There will surely be lots of interesting commentary on Kosovo declaring independence from Serbia, but in the meantime I found this story in Saturday's New York Times fascinating. As the Times' brilliant Russia correspondent, C.J. Chivers, reports:
Russia held a high-level meeting with the leaders of two breakaway republics in Georgia on Friday, and vowed to increase its support for the separatists if Kosovo declared its independence and was recognized by the West.
The meeting, coupled with vocal warnings in Russia’s Parliament that it would react strongly to a declaration of independence by Kosovo, threatened to push the Kremlin and the West into a fresh and potentially volatile standoff over the status of separatist territories in Georgia.
Nothing too surprising here, but I had not seen this reported before:
The military, diplomatic and public relations campaigns in the region have all the while been layered with intrigue.
One of the most prominent fighters in the Abkhaz war against Georgia, for example, was Shamil Basayev, the Chechen separatist and terrorist who became Russia’s most wanted man.Georgian officials have said that Mr. Basayev’s career as a terrorist began as a proxy in Abkhazia for Russia’s secret services, and that his presence in the war was a mark of Kremlin sponsorship and duplicity.

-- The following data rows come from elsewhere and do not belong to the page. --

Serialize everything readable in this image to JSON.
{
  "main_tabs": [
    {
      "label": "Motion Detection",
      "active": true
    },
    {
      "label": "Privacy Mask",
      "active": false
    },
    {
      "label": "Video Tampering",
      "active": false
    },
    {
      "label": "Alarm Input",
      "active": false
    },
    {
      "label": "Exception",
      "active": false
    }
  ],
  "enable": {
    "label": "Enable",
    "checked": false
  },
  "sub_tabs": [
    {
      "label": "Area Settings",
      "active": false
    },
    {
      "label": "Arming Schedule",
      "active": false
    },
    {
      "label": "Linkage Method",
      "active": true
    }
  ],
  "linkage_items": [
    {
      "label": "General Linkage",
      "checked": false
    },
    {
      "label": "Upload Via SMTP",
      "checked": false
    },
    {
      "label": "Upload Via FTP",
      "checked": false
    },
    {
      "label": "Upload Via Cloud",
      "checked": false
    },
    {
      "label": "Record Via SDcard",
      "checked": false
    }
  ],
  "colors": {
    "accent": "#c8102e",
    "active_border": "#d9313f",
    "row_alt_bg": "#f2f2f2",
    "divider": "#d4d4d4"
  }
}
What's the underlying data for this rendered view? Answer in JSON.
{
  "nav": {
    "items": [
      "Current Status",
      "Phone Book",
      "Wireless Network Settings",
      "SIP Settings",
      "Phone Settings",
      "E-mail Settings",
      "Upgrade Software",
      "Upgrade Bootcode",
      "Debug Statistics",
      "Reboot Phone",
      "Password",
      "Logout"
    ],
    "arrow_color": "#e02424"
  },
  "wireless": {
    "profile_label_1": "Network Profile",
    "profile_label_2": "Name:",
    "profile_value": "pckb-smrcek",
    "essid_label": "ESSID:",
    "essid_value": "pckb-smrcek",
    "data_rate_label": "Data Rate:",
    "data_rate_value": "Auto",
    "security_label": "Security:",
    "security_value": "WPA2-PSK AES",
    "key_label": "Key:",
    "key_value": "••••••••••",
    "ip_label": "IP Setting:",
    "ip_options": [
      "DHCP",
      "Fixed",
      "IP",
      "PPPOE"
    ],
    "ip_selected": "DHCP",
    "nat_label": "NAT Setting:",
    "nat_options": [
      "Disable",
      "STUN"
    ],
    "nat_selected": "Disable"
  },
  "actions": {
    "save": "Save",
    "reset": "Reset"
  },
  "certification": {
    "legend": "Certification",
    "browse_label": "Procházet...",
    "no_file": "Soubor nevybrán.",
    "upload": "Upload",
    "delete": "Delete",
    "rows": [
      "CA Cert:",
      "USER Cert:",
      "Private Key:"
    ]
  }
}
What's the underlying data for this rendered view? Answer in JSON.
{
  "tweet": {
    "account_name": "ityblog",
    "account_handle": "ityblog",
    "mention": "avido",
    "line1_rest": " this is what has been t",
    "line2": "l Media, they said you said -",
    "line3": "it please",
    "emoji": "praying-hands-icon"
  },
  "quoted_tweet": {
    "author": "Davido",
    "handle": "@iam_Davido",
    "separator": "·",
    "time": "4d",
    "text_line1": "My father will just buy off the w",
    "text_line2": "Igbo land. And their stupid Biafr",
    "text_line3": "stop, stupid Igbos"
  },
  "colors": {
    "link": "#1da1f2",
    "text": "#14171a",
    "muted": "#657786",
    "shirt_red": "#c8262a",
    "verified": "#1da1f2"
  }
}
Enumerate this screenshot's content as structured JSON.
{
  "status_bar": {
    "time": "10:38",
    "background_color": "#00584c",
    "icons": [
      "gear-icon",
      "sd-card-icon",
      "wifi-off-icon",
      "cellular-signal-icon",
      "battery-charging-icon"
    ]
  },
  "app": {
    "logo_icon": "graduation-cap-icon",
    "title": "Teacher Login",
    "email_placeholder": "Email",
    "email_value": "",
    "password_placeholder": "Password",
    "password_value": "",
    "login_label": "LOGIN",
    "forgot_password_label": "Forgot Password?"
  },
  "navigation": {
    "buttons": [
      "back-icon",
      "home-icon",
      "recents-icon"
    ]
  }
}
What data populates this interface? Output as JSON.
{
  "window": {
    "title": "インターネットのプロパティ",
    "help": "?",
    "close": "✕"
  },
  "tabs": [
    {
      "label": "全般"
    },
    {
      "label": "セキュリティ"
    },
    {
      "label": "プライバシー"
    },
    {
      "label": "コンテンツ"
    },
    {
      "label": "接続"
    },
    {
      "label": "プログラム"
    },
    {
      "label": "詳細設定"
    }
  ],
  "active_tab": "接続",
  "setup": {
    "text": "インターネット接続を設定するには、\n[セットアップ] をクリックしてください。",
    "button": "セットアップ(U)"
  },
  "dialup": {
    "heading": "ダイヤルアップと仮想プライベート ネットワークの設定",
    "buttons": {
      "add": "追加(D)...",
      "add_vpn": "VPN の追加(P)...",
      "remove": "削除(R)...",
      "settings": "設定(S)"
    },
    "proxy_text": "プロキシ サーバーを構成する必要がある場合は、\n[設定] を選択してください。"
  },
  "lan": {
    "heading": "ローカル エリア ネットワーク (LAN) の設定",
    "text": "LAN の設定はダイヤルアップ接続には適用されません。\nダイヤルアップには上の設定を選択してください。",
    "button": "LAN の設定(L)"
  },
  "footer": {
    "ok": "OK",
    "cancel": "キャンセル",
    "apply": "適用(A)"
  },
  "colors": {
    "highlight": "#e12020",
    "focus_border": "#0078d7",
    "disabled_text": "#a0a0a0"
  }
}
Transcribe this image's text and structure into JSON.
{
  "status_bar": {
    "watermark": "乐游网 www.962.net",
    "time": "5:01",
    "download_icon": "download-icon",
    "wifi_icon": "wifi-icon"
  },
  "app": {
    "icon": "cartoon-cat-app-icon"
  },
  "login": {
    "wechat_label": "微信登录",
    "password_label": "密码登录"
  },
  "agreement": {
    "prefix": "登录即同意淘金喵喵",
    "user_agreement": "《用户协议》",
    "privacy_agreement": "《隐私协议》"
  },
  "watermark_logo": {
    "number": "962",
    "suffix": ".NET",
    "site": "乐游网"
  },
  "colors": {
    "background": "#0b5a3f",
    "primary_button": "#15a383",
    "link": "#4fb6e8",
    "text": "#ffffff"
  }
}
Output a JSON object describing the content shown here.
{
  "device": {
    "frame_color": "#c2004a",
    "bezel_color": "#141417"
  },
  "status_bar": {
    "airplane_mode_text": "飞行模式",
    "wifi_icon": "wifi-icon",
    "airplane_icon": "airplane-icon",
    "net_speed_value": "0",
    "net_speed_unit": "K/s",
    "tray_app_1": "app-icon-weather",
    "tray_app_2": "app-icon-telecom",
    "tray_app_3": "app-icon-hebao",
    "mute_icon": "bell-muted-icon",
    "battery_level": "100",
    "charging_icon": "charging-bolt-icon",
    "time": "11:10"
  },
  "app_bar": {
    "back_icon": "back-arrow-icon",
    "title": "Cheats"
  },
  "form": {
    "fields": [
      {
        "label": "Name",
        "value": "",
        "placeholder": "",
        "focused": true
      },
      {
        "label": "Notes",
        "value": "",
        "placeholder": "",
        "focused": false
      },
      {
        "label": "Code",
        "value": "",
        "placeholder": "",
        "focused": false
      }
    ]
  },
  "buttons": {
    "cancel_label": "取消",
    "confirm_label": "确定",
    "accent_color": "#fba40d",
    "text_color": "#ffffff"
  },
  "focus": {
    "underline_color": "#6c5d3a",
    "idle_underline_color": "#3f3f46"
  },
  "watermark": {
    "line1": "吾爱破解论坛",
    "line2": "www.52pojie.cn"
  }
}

Basayev was one of the principals behind the attack on a Russian school in Beslan four years ago, which killed almost 400 people (Chivers' Esquire article on the subject remains one of the best pieces of journalism of the last several years). And yet now the Russian government is supporting an insurgency Basayev once helped lead (he was killed two years ago).